Chad’s reference to “the third space” (also known as “the third place”) refers to a term first coined by Harvard academic Homi K. Bhabha to describe the area that develops when two or more people or cultures interact. (Don’t worry … this is the only time I will use the word “academic”!) Third spaces are outside of your home (the first space) and your work (the second space) … they’re a bridge or conduit between work and home where people engage with others in a dynamic and interactive way. The lobby redevelopment at 125 Summer Street appears to be Oxford’s attempt – seemingly successful! – to provide the tenants and visitors of the building with a third space in which to engage each other in the building lobby in ways that they otherwise wouldn’t. Sounds like a great arrangement for everyone!
We can expect to see more “third space” environments pop up in office buildings as more property managers look for ways to engage their tenants outside of the traditional tenant spaces. While some might describe the local Starbucks – with everyone tapping away on their devices while sipping a latte – as an example of a functional third space, it has its limitations (not the least of which are the massive lineups.) “We’re seeing that all this mobility is hitting a wall and that people will want to return to the office as firms get smarter and have amenities that coffee shops don’t have,” explains Cherie Johnson, Director of Global Design at Steelcase, in an article in Steelcase’s online 360 magazine. “Creating a highly effective corporate third place involves more than access to good coffee and Wi-Fi—it’s about integrating work and life. It’s about creating an environment that supports the well-being of people physically, cognitively and emotionally.”

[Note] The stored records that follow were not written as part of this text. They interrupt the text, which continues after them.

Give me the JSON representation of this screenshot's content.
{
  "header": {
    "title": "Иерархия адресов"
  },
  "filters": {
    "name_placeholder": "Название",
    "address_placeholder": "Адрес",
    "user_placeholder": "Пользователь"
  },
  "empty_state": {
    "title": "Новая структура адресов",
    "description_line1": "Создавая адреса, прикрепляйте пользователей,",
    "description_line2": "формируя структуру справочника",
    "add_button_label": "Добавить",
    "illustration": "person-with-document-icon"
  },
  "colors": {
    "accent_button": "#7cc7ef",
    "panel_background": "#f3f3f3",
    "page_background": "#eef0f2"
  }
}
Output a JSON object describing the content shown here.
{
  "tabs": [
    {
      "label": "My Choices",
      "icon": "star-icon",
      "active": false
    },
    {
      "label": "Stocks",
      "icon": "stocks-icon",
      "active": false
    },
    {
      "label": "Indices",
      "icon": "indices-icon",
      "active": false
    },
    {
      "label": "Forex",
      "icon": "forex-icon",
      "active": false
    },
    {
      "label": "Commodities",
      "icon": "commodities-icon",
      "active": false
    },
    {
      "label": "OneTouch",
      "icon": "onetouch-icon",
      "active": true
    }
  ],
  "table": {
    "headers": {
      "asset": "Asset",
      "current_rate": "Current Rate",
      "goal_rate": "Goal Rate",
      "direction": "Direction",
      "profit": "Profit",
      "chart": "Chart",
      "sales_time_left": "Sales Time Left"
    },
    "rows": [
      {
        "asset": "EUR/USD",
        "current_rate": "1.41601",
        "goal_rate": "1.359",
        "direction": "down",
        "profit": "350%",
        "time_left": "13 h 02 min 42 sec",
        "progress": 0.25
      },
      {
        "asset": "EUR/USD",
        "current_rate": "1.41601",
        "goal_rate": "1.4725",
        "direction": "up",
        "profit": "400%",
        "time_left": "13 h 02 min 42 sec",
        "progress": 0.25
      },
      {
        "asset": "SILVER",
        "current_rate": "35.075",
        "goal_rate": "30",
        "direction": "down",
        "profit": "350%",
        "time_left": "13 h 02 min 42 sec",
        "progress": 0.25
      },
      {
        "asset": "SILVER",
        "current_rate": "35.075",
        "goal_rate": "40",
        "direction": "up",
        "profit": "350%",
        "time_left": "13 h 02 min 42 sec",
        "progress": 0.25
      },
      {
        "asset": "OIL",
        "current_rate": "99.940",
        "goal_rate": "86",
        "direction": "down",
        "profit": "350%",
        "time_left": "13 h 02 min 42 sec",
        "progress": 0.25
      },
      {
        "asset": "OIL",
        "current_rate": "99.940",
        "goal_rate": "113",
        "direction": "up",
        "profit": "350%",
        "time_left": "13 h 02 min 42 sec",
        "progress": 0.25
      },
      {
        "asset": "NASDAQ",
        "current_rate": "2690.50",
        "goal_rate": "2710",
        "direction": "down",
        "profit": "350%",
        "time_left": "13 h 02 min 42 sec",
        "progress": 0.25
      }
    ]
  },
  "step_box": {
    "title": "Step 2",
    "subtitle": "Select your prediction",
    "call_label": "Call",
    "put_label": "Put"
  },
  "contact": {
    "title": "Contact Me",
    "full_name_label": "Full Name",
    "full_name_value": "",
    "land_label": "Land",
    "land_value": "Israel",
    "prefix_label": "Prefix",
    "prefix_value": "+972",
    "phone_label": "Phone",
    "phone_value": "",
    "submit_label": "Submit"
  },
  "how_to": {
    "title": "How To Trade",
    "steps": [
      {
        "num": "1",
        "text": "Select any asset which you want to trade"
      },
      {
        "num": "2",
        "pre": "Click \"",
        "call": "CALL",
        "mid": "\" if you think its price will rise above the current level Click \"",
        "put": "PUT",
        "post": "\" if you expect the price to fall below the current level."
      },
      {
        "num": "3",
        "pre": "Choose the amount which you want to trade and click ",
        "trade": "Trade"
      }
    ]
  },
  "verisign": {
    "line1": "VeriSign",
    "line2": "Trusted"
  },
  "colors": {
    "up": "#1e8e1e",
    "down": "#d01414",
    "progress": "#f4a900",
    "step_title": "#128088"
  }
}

The message for property managers is that they can help their tenants integrate work and life, and support their well-being, by following Oxford’s lead to develop third spaces in their buildings. I’m interested in hearing your take on the concept of the third space and its impact on tenant interactions, so please post your comments!
Kirk Layton is the president of Eservus, an online corporate concierge company servicing over 30 property management companies in Toronto, Calgary, Vancouver and Boston.